The Olympic and Paralympic games bring a new host city to the world stage, and the chance to celebrate a country and its culture.
With Team USA in Tokyo, Japan, NBC asked the athletes to muster their focus, balance and grace for another purpose: poetry.
In Japan, the art of haiku poetry goes back centuries. The word “haiku” means "first verse," referring to its history as the opening part of a longer Japanese poem called renga. Today, haikus are penned all over the world and feature an unmistakable short-form structure of three lines: the first is five syllables, then seven, then five again.
Conveniently, "let me win this gold" is five syllables!
Use our interactive Haiku generator to mix and match athletes to create new haikus on the spot.
Tokyo 2020 Haiku Generator
Click a button to hear the Olympians and Paralympians make poetry about their favorite things, the games or whatever pops into their heads.
Were the poems any good?
How did the athletes do? NBC Sports columnist Peter King, who writes a haiku every week for his column, weighs in on the performances and doles out his own medals.

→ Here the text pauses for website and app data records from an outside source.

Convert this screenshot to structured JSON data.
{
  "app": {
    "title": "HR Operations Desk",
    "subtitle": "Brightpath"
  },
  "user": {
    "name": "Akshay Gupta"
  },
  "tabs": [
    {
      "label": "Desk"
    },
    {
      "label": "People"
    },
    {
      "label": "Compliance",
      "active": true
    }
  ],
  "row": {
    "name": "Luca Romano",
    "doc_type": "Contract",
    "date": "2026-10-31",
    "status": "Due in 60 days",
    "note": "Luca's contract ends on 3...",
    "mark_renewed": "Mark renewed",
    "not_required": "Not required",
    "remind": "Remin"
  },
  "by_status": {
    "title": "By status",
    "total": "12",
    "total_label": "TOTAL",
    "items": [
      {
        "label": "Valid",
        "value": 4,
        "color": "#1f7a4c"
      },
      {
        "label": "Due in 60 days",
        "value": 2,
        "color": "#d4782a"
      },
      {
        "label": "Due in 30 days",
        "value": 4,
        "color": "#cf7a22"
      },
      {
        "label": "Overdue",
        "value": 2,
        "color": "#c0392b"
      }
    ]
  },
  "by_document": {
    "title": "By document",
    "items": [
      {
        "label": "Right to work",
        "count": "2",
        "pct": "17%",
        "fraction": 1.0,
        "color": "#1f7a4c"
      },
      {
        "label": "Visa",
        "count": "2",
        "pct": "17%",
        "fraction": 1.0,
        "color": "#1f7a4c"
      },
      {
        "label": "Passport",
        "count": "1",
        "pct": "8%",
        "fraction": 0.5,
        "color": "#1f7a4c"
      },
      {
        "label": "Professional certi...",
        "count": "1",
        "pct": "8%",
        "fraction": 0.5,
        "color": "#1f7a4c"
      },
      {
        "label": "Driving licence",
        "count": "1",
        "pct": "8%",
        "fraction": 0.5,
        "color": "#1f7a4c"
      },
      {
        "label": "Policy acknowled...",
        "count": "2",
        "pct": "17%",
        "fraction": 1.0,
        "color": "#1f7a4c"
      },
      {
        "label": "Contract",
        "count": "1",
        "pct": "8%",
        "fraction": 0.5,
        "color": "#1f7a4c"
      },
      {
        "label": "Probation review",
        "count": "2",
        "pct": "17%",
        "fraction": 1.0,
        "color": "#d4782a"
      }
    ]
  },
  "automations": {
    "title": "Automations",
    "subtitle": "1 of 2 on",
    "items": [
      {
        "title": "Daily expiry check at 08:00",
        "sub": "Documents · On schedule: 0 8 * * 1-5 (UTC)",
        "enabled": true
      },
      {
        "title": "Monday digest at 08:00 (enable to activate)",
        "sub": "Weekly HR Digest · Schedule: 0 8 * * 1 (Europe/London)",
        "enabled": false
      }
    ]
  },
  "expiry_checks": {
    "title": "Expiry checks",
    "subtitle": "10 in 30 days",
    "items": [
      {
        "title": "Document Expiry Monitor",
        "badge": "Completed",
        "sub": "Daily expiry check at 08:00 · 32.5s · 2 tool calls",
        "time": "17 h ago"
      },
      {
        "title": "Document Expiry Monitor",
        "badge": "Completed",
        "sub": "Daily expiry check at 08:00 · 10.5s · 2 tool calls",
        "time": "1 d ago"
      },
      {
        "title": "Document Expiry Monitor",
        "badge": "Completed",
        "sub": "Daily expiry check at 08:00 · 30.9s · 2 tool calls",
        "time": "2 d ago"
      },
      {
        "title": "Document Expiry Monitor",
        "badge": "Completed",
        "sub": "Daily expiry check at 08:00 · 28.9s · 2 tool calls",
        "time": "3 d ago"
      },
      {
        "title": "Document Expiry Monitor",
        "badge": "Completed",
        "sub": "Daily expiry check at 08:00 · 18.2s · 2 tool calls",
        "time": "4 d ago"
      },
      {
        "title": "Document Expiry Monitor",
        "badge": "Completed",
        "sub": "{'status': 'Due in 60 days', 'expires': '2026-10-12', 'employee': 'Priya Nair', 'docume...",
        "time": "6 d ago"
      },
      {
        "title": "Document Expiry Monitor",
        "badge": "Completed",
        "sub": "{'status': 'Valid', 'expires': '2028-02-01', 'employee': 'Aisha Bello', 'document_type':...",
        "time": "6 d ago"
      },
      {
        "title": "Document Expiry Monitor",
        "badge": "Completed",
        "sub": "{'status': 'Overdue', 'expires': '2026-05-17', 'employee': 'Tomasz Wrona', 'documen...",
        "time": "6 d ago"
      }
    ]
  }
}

Guess who wrote the haiku!
We even had King guess which athletes wrote the lines!